Due to the increasingly competitive labour market in Tanzania, attention is shifting to entrepreneurship. But, an entrepreneurship-enabling environment is very important.
Demographic groups have issues specific for themselves in the context of entrepreneurship. One group is that of youths. The group forms the largest, most dynamic, vibrant, innovative and potential segment of Tanzanian youthful nation. Given the importance of youth entrepreneurship, selected issues on the matter are highlighted in this piece.
Lost entrepreneurial era
In order to understand the current entrepreneurship space in Tanzania, it is very important to look at the country’s history. There are two major epochs in the development of entrepreneurship in Tanzania. The first one is the time period between 1967 and the mid-1980s.
This was an epoch that characterises Tanzania’s socialist past. The country embraced state controlled economy.
There was no room for a market economy due to the dominance of Marxist/Leninist-oriented social, political and most importantly economic thinking. Private sector development in general and free enterprises in particular had no room to flourish. One experienced anti-entrepreneurial educational, political, legal, policy and regulatory environment in this epoch. It is an epoch where attempting to create free private enterprise was more or less equivalent to being an enemy of the state. This was arguably the dark age and lost years in the context of entrepreneurial development in Tanzania.
Good entrepreneurial era
The major and far-reaching reforms in the management of Tanzania’s economy saw the light of the day from the mid 1980s onwards. This is the time when the country embraced private sector and market-led economic policies. Among others, this new era marked the beginning of somehow entrepreneurship friendly educational, political, legal, policy and regulatory environment. It is in this era where the corporate chiefs and captains and titans of the industry both small and big, started walking proudly. One looks forward to seeing better and eventually best entrepreneurial years in Tanzania.
Increasingly, youth of all calibre in Tanzania are becoming more and more aware of, as well as interested in entrepreneurship.
The good attitude of becoming job creators rather than job seekers is arguably slowly penetrating in some minds. This has been partly the case due to the rather tight and ever competitive labour market. It has also been caused by various policy and educational interventions.
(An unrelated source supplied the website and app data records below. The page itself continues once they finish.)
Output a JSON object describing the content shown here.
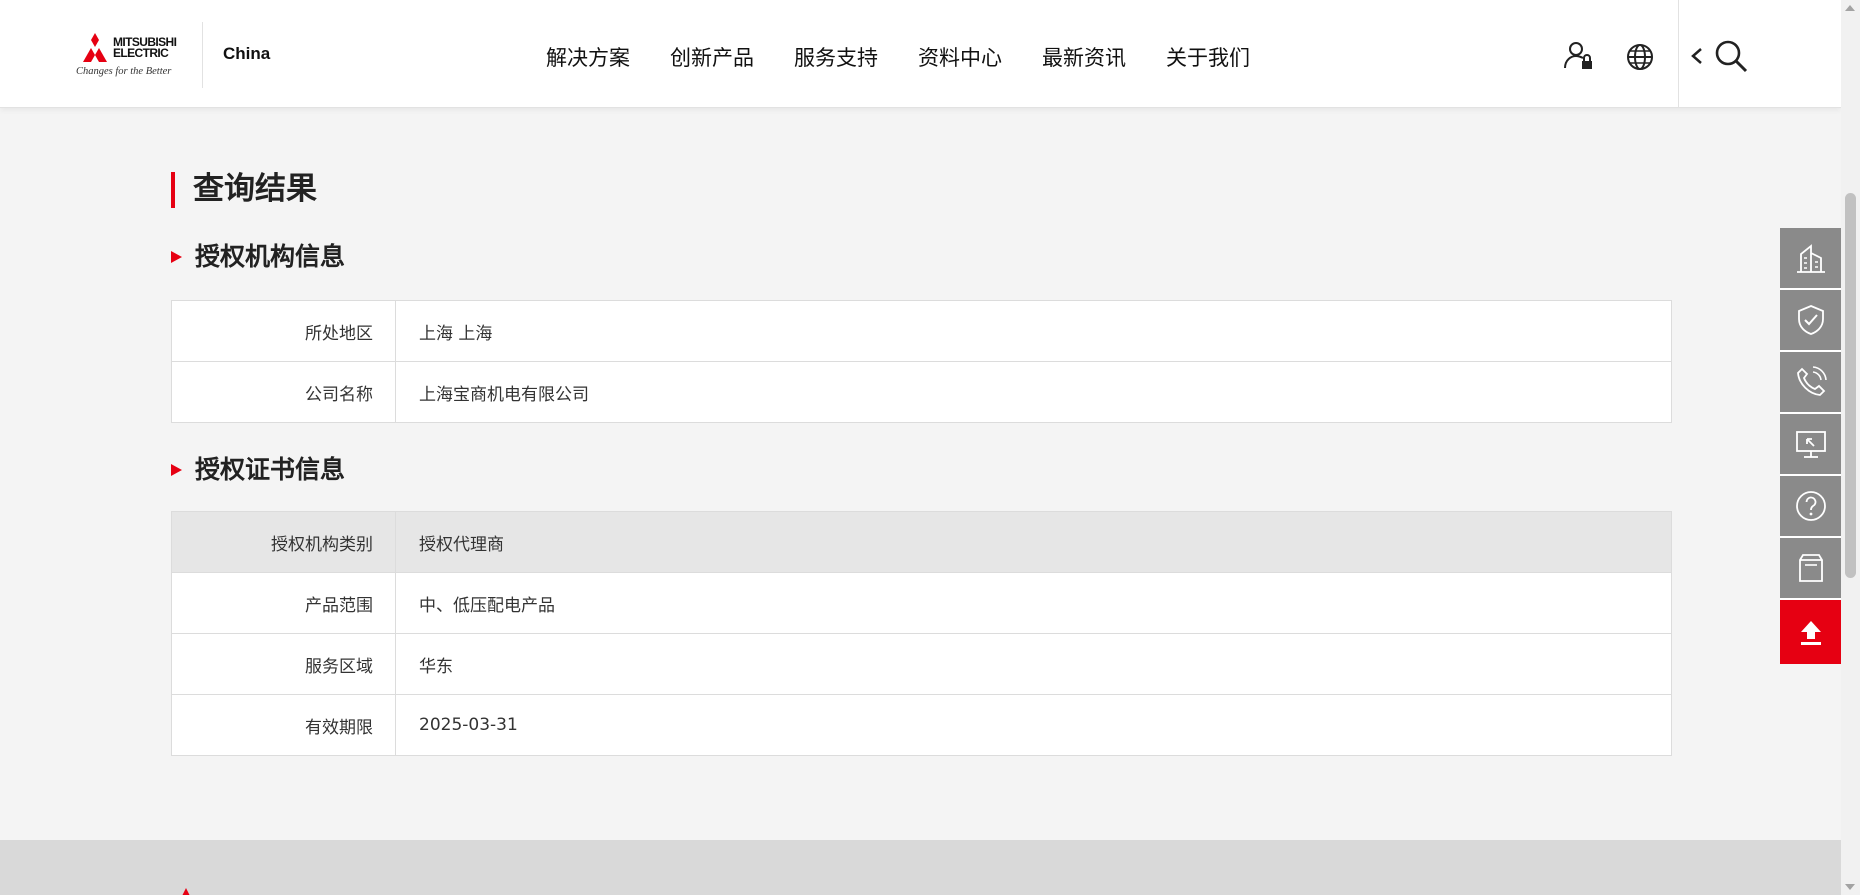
{
  "header": {
    "brand_line1": "MITSUBISHI",
    "brand_line2": "ELECTRIC",
    "brand_tagline": "Changes for the Better",
    "region": "China",
    "nav": [
      "解决方案",
      "创新产品",
      "服务支持",
      "资料中心",
      "最新资讯",
      "关于我们"
    ],
    "icons": [
      "user-lock-icon",
      "globe-icon",
      "chevron-left-icon",
      "search-icon"
    ]
  },
  "page": {
    "title": "查询结果"
  },
  "org_section": {
    "title": "授权机构信息",
    "rows": [
      {
        "label": "所处地区",
        "value": "上海 上海"
      },
      {
        "label": "公司名称",
        "value": "上海宝商机电有限公司"
      }
    ]
  },
  "cert_section": {
    "title": "授权证书信息",
    "rows": [
      {
        "label": "授权机构类别",
        "value": "授权代理商"
      },
      {
        "label": "产品范围",
        "value": "中、低压配电产品"
      },
      {
        "label": "服务区域",
        "value": "华东"
      },
      {
        "label": "有效期限",
        "value": "2025-03-31"
      }
    ]
  },
  "side_toolbar": {
    "items": [
      "building-icon",
      "shield-check-icon",
      "phone-icon",
      "monitor-icon",
      "help-icon",
      "archive-icon",
      "back-to-top-icon"
    ]
  },
  "colors": {
    "accent": "#e60012",
    "side_button": "#8a8a8a",
    "page_bg": "#f4f4f4",
    "table_head": "#e6e6e6"
  }
}
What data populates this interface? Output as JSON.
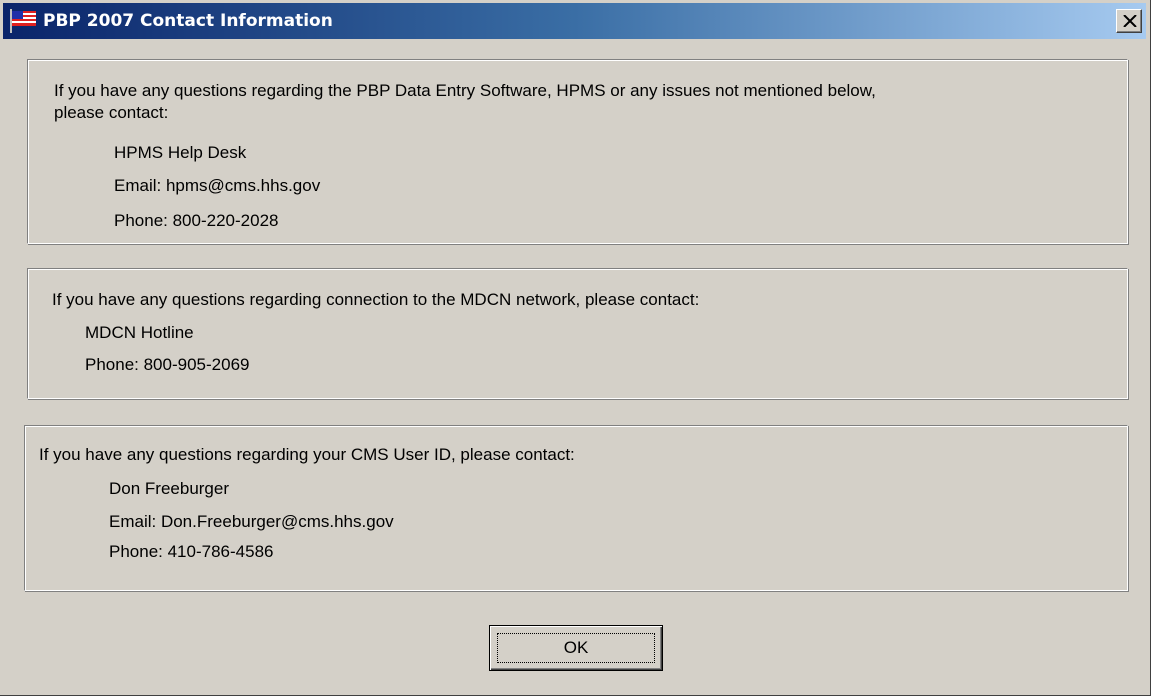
{
  "window": {
    "title": "PBP 2007 Contact Information",
    "icon": "us-flag-icon",
    "close_label": "×"
  },
  "sections": [
    {
      "intro_lines": [
        "If you have any questions regarding the PBP Data Entry Software, HPMS or any issues not mentioned below,",
        "please contact:"
      ],
      "contact_name": "HPMS Help Desk",
      "email": "Email:  hpms@cms.hhs.gov",
      "phone": "Phone:  800-220-2028"
    },
    {
      "intro_lines": [
        "If you have any questions regarding connection to the MDCN network, please contact:"
      ],
      "contact_name": "MDCN Hotline",
      "phone": "Phone:  800-905-2069"
    },
    {
      "intro_lines": [
        "If you have any questions regarding your CMS User ID, please contact:"
      ],
      "contact_name": "Don Freeburger",
      "email": "Email:  Don.Freeburger@cms.hhs.gov",
      "phone": "Phone:  410-786-4586"
    }
  ],
  "buttons": {
    "ok_label": "OK"
  },
  "colors": {
    "dialog_bg": "#d4d0c8",
    "titlebar_start": "#0a246a",
    "titlebar_end": "#a6caf0",
    "title_text": "#ffffff"
  }
}
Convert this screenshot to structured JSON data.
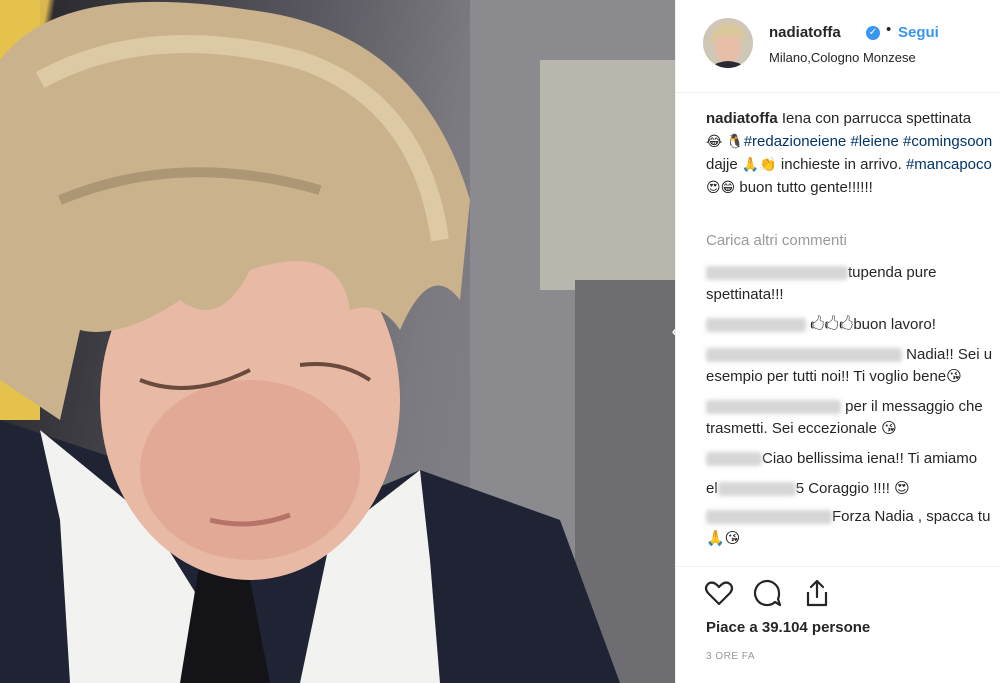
{
  "post": {
    "username": "nadiatoffa",
    "verified_mark": "✓",
    "separator": "•",
    "follow_label": "Segui",
    "location": "Milano,Cologno Monzese"
  },
  "caption": {
    "username": "nadiatoffa",
    "text1": " Iena con parrucca spettinata ",
    "emoji1": "😂 🐧 ",
    "tag1": "#redazioneiene",
    "tag2": " #leiene",
    "tag3": "#comingsoon",
    "text2": " dajje ",
    "emoji2": "🙏👏",
    "text3": " inchieste in arrivo. ",
    "tag4": "#mancapoco",
    "emoji3": " 😍😁",
    "text4": " buon tutto gente!!!!!!"
  },
  "load_more_label": "Carica altri commenti",
  "comments": [
    {
      "text": "tupenda pure spettinata!!!"
    },
    {
      "text": "🖒🖒🖒buon lavoro!"
    },
    {
      "text": "Nadia!! Sei u",
      "text_line2": "esempio per tutti noi!! Ti voglio bene😘"
    },
    {
      "text": "per il messaggio che",
      "text_line2": "trasmetti. Sei eccezionale 😘"
    },
    {
      "text": "Ciao bellissima iena!! Ti amiamo"
    },
    {
      "prefix": "el",
      "text": "5 Coraggio !!!! 😍"
    },
    {
      "text": "Forza Nadia , spacca tu",
      "text_line2": "🙏😘"
    }
  ],
  "actions": {
    "likes_text": "Piace a 39.104 persone",
    "time_text": "3 ORE FA"
  },
  "icons": {
    "like": "heart-icon",
    "comment": "comment-icon",
    "share": "share-icon",
    "verified": "verified-badge-icon"
  },
  "colors": {
    "link_blue": "#3897f0",
    "hashtag": "#003569",
    "muted": "#999999"
  }
}
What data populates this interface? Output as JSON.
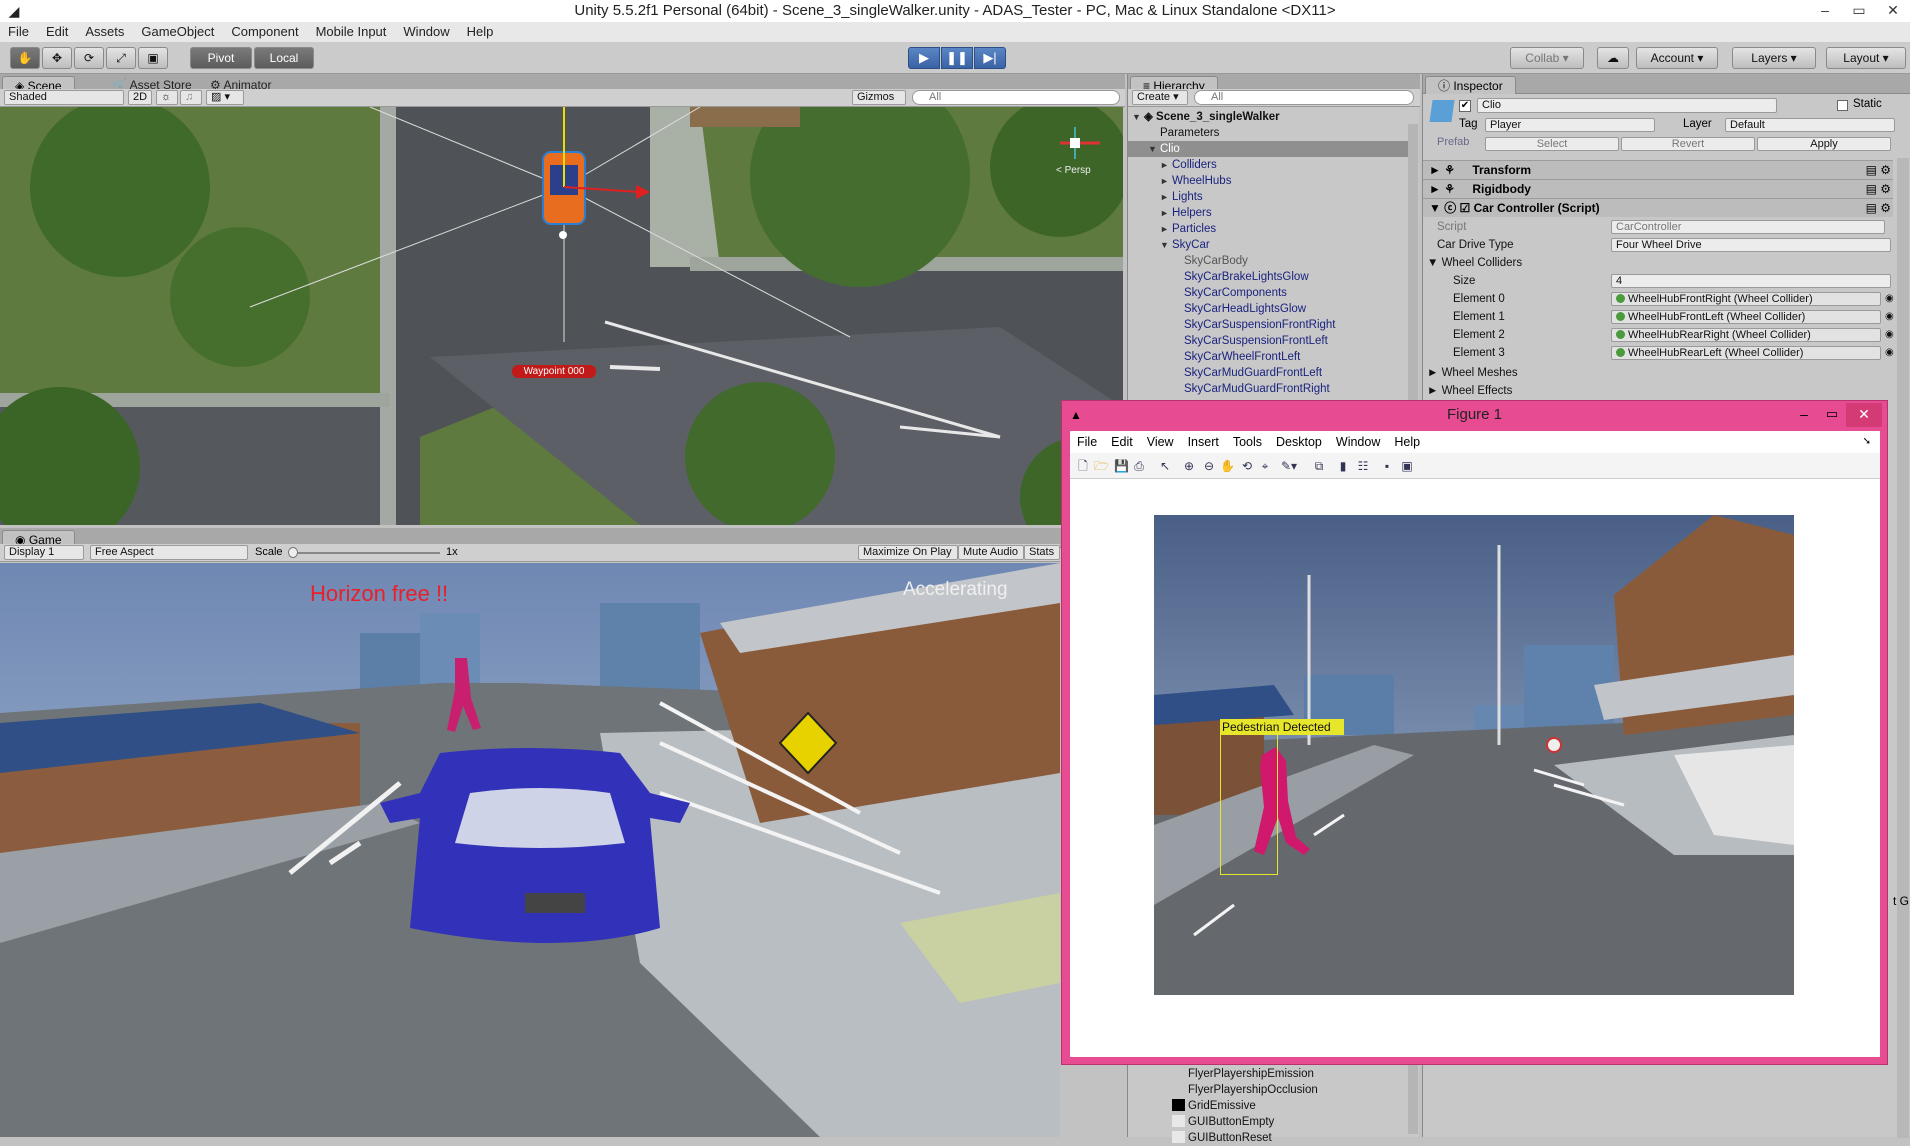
{
  "window": {
    "title": "Unity 5.5.2f1 Personal (64bit) - Scene_3_singleWalker.unity - ADAS_Tester - PC, Mac & Linux Standalone <DX11>",
    "controls": [
      "–",
      "▭",
      "✕"
    ]
  },
  "menubar": [
    "File",
    "Edit",
    "Assets",
    "GameObject",
    "Component",
    "Mobile Input",
    "Window",
    "Help"
  ],
  "toolbar": {
    "tools": [
      "hand-tool",
      "move-tool",
      "rotate-tool",
      "scale-tool",
      "rect-tool"
    ],
    "pivot_label": "Pivot",
    "local_label": "Local",
    "collab_label": "Collab ▾",
    "account_label": "Account",
    "layers_label": "Layers",
    "layout_label": "Layout"
  },
  "scene": {
    "tabs": [
      "Scene",
      "Asset Store",
      "Animator"
    ],
    "shading": "Shaded",
    "mode_2d": "2D",
    "gizmos": "Gizmos",
    "search_placeholder": "All",
    "persp_label": "< Persp",
    "waypoint_label": "Waypoint 000"
  },
  "game": {
    "tab": "Game",
    "display": "Display 1",
    "aspect": "Free Aspect",
    "scale_label": "Scale",
    "scale_value": "1x",
    "scale_level": 0.02,
    "maximize": "Maximize On Play",
    "mute": "Mute Audio",
    "stats": "Stats",
    "hud_horizon": "Horizon free !!",
    "hud_state": "Accelerating"
  },
  "hierarchy": {
    "tab": "Hierarchy",
    "create": "Create ▾",
    "search_placeholder": "All",
    "scene_name": "Scene_3_singleWalker",
    "items": [
      {
        "label": "Parameters",
        "indent": 1,
        "arrow": ""
      },
      {
        "label": "Clio",
        "indent": 1,
        "arrow": "▼",
        "selected": true
      },
      {
        "label": "Colliders",
        "indent": 2,
        "arrow": "►"
      },
      {
        "label": "WheelHubs",
        "indent": 2,
        "arrow": "►"
      },
      {
        "label": "Lights",
        "indent": 2,
        "arrow": "►"
      },
      {
        "label": "Helpers",
        "indent": 2,
        "arrow": "►"
      },
      {
        "label": "Particles",
        "indent": 2,
        "arrow": "►"
      },
      {
        "label": "SkyCar",
        "indent": 2,
        "arrow": "▼"
      },
      {
        "label": "SkyCarBody",
        "indent": 3,
        "arrow": "",
        "dim": true
      },
      {
        "label": "SkyCarBrakeLightsGlow",
        "indent": 3,
        "arrow": ""
      },
      {
        "label": "SkyCarComponents",
        "indent": 3,
        "arrow": ""
      },
      {
        "label": "SkyCarHeadLightsGlow",
        "indent": 3,
        "arrow": ""
      },
      {
        "label": "SkyCarSuspensionFrontRight",
        "indent": 3,
        "arrow": ""
      },
      {
        "label": "SkyCarSuspensionFrontLeft",
        "indent": 3,
        "arrow": ""
      },
      {
        "label": "SkyCarWheelFrontLeft",
        "indent": 3,
        "arrow": ""
      },
      {
        "label": "SkyCarMudGuardFrontLeft",
        "indent": 3,
        "arrow": ""
      },
      {
        "label": "SkyCarMudGuardFrontRight",
        "indent": 3,
        "arrow": ""
      }
    ],
    "bottom_items": [
      "FlyerPlayershipEmission",
      "FlyerPlayershipOcclusion",
      "GridEmissive",
      "GUIButtonEmpty",
      "GUIButtonReset"
    ]
  },
  "inspector": {
    "tab": "Inspector",
    "object_name": "Clio",
    "static_label": "Static",
    "tag_label": "Tag",
    "tag_value": "Player",
    "layer_label": "Layer",
    "layer_value": "Default",
    "prefab_label": "Prefab",
    "prefab_select": "Select",
    "prefab_revert": "Revert",
    "prefab_apply": "Apply",
    "components": [
      "Transform",
      "Rigidbody",
      "Car Controller (Script)"
    ],
    "script_label": "Script",
    "script_value": "CarController",
    "drive_label": "Car Drive Type",
    "drive_value": "Four Wheel Drive",
    "wheel_colliders_label": "Wheel Colliders",
    "size_label": "Size",
    "size_value": "4",
    "elements": [
      {
        "label": "Element 0",
        "value": "WheelHubFrontRight (Wheel Collider)"
      },
      {
        "label": "Element 1",
        "value": "WheelHubFrontLeft (Wheel Collider)"
      },
      {
        "label": "Element 2",
        "value": "WheelHubRearRight (Wheel Collider)"
      },
      {
        "label": "Element 3",
        "value": "WheelHubRearLeft (Wheel Collider)"
      }
    ],
    "wheel_meshes_label": "Wheel Meshes",
    "wheel_effects_label": "Wheel Effects",
    "edge_text": "t G"
  },
  "figure": {
    "title": "Figure 1",
    "menu": [
      "File",
      "Edit",
      "View",
      "Insert",
      "Tools",
      "Desktop",
      "Window",
      "Help"
    ],
    "detection_label": "Pedestrian Detected",
    "colors": {
      "frame": "#e74c92",
      "bbox": "#e6e62a",
      "pedestrian": "#d0186c"
    }
  }
}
Finance for youth entrepreneurship
Availability of finance was a big challenge before the mid-1980s. This was due to the rather limited space in the supply side of financial services providers. Banking and non-banking financial institutions were in short supply before the liberalizations of the mid 1980s and 1990s. After the liberalisation of various sectors including the financial one, the challenge of availability of finance was almost kissed goodbye thanks to the multiplicity of financial institutions that established themselves in Tanzania. What has remained a challenge however is access to the generally available funds. Youth in particular face extra hurdles in accessing the available finance as partly outlined below.
Barriers in accessing finance
There is a long litany when it comes to reciting barriers that stand between the available finance on one hand and youth on the other.
These barriers take the form of requirements that most financial institutions put forward for those wanting to access their available funds.
Requirements for accessing funds from a financier include having formal business with business licence and business address; having good, convincing and bankable business plan; having traditional collateral; good business records including sales, sales revenues and profit; indicating reputable referees; ability to pay loan processing fees; paying high interest and, at times, rough treatment for delayed repayment or default.
All these and many other factors are barriers to youth to access finance. They may be understandable from financial institutions business perspectives, but they remain necessary evils that can be solved.
Recognizing the need to support youth in their entrepreneurial ventures is not a contested territory.
Among the most important issues is identifying the game changer that will turn the entrepreneurial potentials in Tanzanian youths into reality. Among such game changing approaches include provision of adequate training, mentoring and access to finance for the country’s bulging population of young men and women. It is in this context that various initiatives to unleash the entrepreneurial potential in youth must be supported by all.